His eventful life and eventual demise have been the source of many historical comments and criticism over the years and the views on Riel have fluctuated during this time. But in order to comprehend the controversy that surrounds this figure, one must become familiar with a morsel of Canadian history that has intensified the polarization of English-French, East-West, and catholic-protestant dichotomies.

Riel was born in St. Boniface in 1844 and grew up in the Métis community that resided in the Red River Settlement. He started his education to become a priest in a school in Montreal when he was 13 and despite his outstanding performance, he abandoned this pursuit and returned home to the Red River. The chain of events that eventually led to Riel’s execution, started in March 1869, as the Hudson Bay Company sold the North-Western Territory to the Dominion of Canada. As a result, the federal government chose William McDougall as its appointed lieutenant-governor and sent survey crews to the new territories to map and assess the lands.

The Métis community of the Red River which was concerned by the cultural, social, and political outcomes of this union with the Canadian government, assembled the Métis National Committee with Riel as its secretary and later as its head to prevent the union at all costs.
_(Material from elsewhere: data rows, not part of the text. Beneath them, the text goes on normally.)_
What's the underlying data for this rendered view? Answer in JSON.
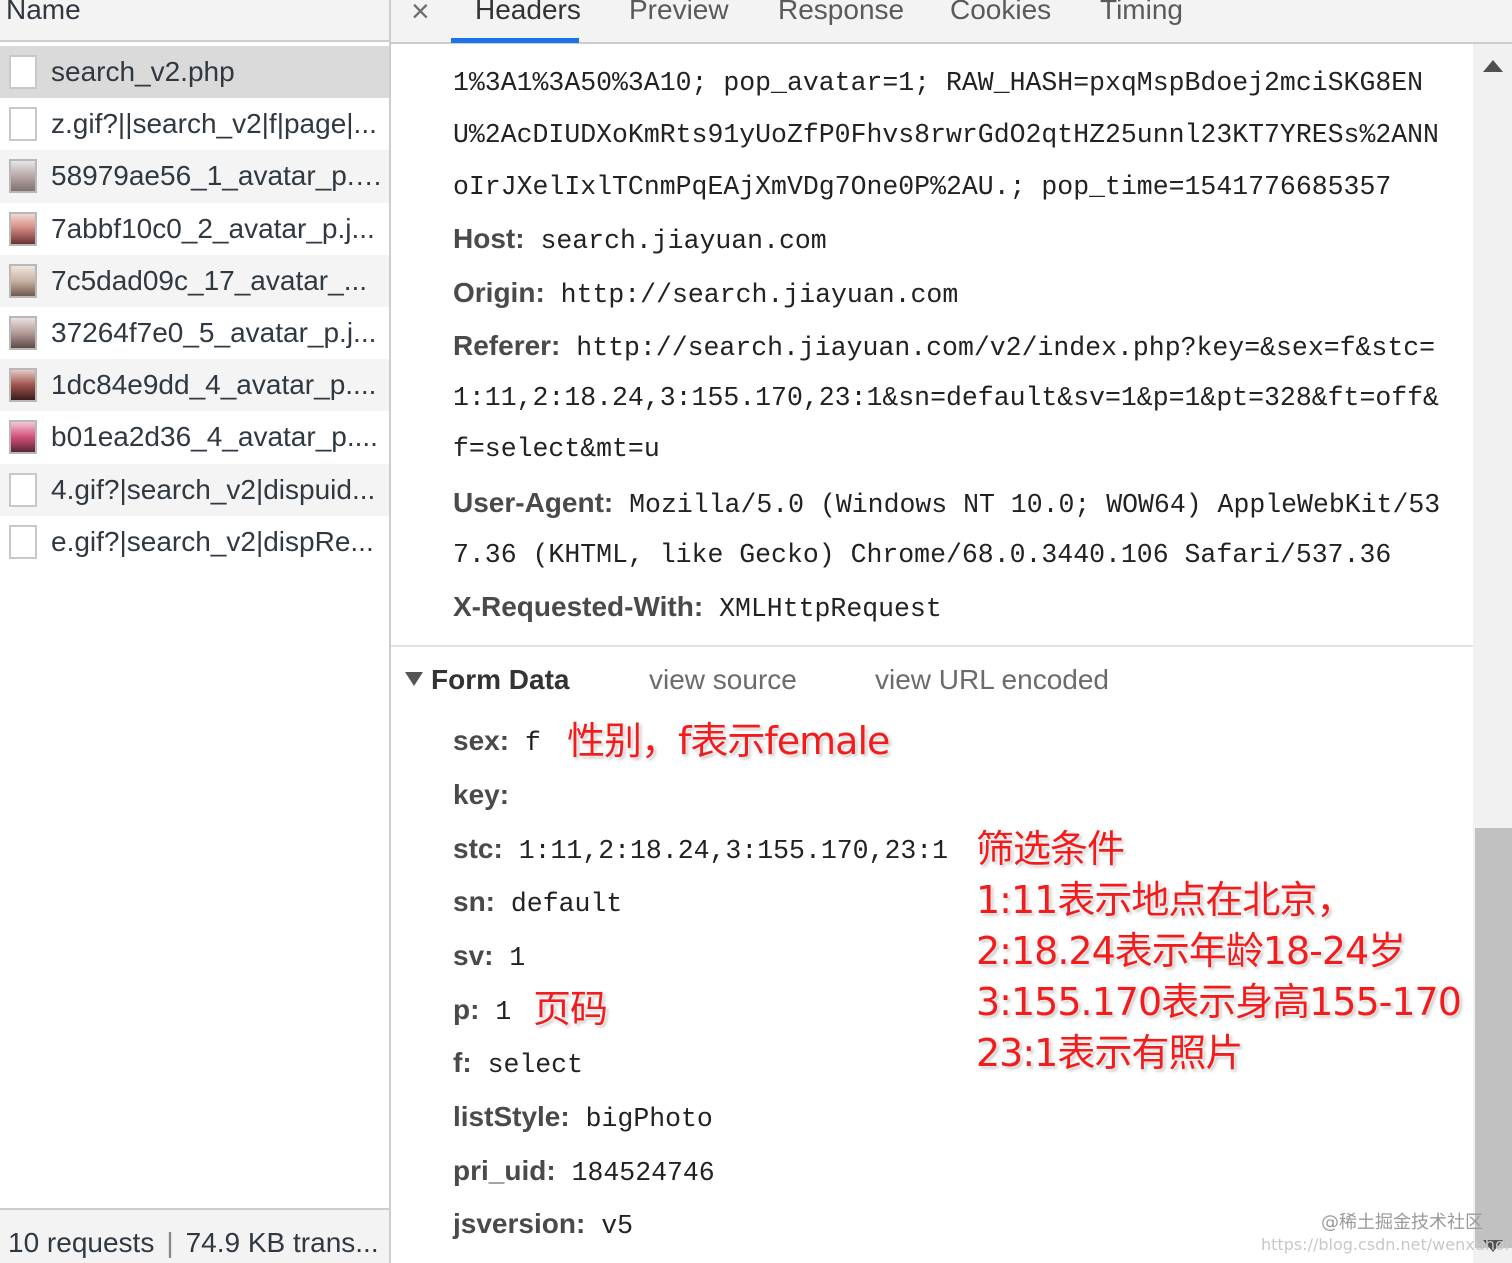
{
  "left_panel": {
    "header": "Name",
    "requests": [
      {
        "name": "search_v2.php",
        "icon": "document-icon"
      },
      {
        "name": "z.gif?||search_v2|f|page|...",
        "icon": "document-icon"
      },
      {
        "name": "58979ae56_1_avatar_p.j...",
        "icon": "image-thumbnail-icon"
      },
      {
        "name": "7abbf10c0_2_avatar_p.j...",
        "icon": "image-thumbnail-icon"
      },
      {
        "name": "7c5dad09c_17_avatar_...",
        "icon": "image-thumbnail-icon"
      },
      {
        "name": "37264f7e0_5_avatar_p.j...",
        "icon": "image-thumbnail-icon"
      },
      {
        "name": "1dc84e9dd_4_avatar_p....",
        "icon": "image-thumbnail-icon"
      },
      {
        "name": "b01ea2d36_4_avatar_p....",
        "icon": "image-thumbnail-icon"
      },
      {
        "name": "4.gif?|search_v2|dispuid...",
        "icon": "document-icon"
      },
      {
        "name": "e.gif?|search_v2|dispRe...",
        "icon": "document-icon"
      }
    ],
    "status": {
      "requests": "10 requests",
      "separator": "|",
      "transferred": "74.9 KB trans..."
    }
  },
  "tabs": {
    "close": "×",
    "items": [
      "Headers",
      "Preview",
      "Response",
      "Cookies",
      "Timing"
    ],
    "active": "Headers"
  },
  "headers": {
    "cookie_lines": [
      "1%3A1%3A50%3A10; pop_avatar=1; RAW_HASH=pxqMspBdoej2mciSKG8EN",
      "U%2AcDIUDXoKmRts91yUoZfP0Fhvs8rwrGdO2qtHZ25unnl23KT7YRESs%2ANN",
      "oIrJXelIxlTCnmPqEAjXmVDg7One0P%2AU.; pop_time=1541776685357"
    ],
    "host": {
      "key": "Host:",
      "value": "search.jiayuan.com"
    },
    "origin": {
      "key": "Origin:",
      "value": "http://search.jiayuan.com"
    },
    "referer": {
      "key": "Referer:",
      "lines": [
        "http://search.jiayuan.com/v2/index.php?key=&sex=f&stc=",
        "1:11,2:18.24,3:155.170,23:1&sn=default&sv=1&p=1&pt=328&ft=off&",
        "f=select&mt=u"
      ]
    },
    "user_agent": {
      "key": "User-Agent:",
      "lines": [
        "Mozilla/5.0 (Windows NT 10.0; WOW64) AppleWebKit/53",
        "7.36 (KHTML, like Gecko) Chrome/68.0.3440.106 Safari/537.36"
      ]
    },
    "x_requested_with": {
      "key": "X-Requested-With:",
      "value": "XMLHttpRequest"
    }
  },
  "form_data": {
    "title": "Form Data",
    "view_source": "view source",
    "view_url_encoded": "view URL encoded",
    "fields": [
      {
        "key": "sex:",
        "value": "f"
      },
      {
        "key": "key:",
        "value": ""
      },
      {
        "key": "stc:",
        "value": "1:11,2:18.24,3:155.170,23:1"
      },
      {
        "key": "sn:",
        "value": "default"
      },
      {
        "key": "sv:",
        "value": "1"
      },
      {
        "key": "p:",
        "value": "1"
      },
      {
        "key": "f:",
        "value": "select"
      },
      {
        "key": "listStyle:",
        "value": "bigPhoto"
      },
      {
        "key": "pri_uid:",
        "value": "184524746"
      },
      {
        "key": "jsversion:",
        "value": "v5"
      }
    ]
  },
  "annotations": {
    "sex_note": "性别，f表示female",
    "page_note": "页码",
    "stc_notes": [
      "筛选条件",
      "1:11表示地点在北京，",
      "2:18.24表示年龄18-24岁",
      "3:155.170表示身高155-170",
      "23:1表示有照片"
    ],
    "color": "#f21c1c"
  },
  "watermark": {
    "line1": "@稀土掘金技术社区",
    "line2": "https://blog.csdn.net/wenxuhonghe"
  }
}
The committee stopped the land surveyors at first and then proceeded to stop the arrival of McDougall to the Red River by creating roadblocks and finally established the government of the Red River Settlement by seizing the Fort Gary – now Winnipeg, rejecting Canadian authority.